What is needed -
From the records, return each line that has the word "bags" in it.

[Excerpts from an interface dataset]
· · ·

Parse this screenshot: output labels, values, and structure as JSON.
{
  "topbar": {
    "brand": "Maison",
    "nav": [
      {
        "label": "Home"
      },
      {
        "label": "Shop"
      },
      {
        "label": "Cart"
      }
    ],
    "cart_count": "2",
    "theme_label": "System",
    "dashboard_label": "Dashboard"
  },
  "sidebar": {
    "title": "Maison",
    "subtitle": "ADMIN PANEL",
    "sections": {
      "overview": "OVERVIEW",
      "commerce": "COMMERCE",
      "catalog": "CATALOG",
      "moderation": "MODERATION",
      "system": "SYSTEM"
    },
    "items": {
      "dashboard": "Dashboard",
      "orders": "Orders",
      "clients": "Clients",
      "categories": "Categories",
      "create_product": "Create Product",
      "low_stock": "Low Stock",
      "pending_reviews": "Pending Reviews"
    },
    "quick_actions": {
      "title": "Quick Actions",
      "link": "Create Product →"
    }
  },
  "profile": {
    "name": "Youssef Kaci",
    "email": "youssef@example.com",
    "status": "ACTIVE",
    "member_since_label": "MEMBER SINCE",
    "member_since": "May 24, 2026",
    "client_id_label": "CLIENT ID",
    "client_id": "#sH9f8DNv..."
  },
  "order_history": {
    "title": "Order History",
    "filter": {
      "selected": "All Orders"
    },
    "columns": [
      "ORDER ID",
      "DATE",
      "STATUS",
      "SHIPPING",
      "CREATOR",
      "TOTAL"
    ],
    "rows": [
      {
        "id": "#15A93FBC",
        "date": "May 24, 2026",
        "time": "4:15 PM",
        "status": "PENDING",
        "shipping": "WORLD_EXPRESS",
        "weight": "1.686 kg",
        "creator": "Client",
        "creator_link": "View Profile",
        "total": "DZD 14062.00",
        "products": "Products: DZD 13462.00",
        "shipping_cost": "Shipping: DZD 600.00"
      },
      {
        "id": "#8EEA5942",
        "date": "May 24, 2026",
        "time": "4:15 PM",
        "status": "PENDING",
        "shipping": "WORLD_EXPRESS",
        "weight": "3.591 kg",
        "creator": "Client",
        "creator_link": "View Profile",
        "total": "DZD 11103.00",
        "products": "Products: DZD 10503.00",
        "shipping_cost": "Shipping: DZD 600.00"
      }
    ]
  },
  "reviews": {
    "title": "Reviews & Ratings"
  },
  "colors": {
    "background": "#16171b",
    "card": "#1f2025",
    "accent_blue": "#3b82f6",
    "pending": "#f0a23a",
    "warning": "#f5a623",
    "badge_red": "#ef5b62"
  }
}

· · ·

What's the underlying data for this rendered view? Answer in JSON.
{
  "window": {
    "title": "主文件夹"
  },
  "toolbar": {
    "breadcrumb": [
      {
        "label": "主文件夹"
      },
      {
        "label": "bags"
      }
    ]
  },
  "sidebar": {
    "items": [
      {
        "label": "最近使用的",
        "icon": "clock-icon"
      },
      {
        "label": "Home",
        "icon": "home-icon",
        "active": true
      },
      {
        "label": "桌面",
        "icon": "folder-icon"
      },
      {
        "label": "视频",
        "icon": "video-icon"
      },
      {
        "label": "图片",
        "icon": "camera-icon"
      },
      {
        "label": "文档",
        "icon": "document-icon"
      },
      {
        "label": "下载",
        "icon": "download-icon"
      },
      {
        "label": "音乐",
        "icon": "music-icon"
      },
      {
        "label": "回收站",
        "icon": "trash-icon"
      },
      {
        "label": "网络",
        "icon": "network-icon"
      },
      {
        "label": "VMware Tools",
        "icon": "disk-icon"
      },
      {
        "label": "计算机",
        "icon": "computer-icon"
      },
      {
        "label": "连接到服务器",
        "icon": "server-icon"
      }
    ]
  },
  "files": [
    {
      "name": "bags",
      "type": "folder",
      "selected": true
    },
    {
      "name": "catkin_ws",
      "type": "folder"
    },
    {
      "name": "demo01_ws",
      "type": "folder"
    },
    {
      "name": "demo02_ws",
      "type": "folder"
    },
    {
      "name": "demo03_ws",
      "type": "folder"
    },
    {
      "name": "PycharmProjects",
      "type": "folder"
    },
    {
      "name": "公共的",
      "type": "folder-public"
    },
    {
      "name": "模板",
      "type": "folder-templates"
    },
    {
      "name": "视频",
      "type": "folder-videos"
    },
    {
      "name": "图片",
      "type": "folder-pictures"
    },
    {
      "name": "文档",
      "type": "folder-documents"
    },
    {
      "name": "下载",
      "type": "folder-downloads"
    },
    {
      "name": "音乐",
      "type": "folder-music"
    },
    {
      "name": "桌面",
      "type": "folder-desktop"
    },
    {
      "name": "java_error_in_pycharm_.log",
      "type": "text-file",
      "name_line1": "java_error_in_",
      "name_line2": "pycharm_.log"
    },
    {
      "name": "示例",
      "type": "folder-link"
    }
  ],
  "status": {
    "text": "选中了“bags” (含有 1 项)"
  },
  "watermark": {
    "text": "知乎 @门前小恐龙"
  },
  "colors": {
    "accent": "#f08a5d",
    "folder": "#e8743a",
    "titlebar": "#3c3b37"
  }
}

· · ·

Exercise response -
        "label": "bags"
      "name": "bags",
    "text": "选中了“bags” (含有 1 项)"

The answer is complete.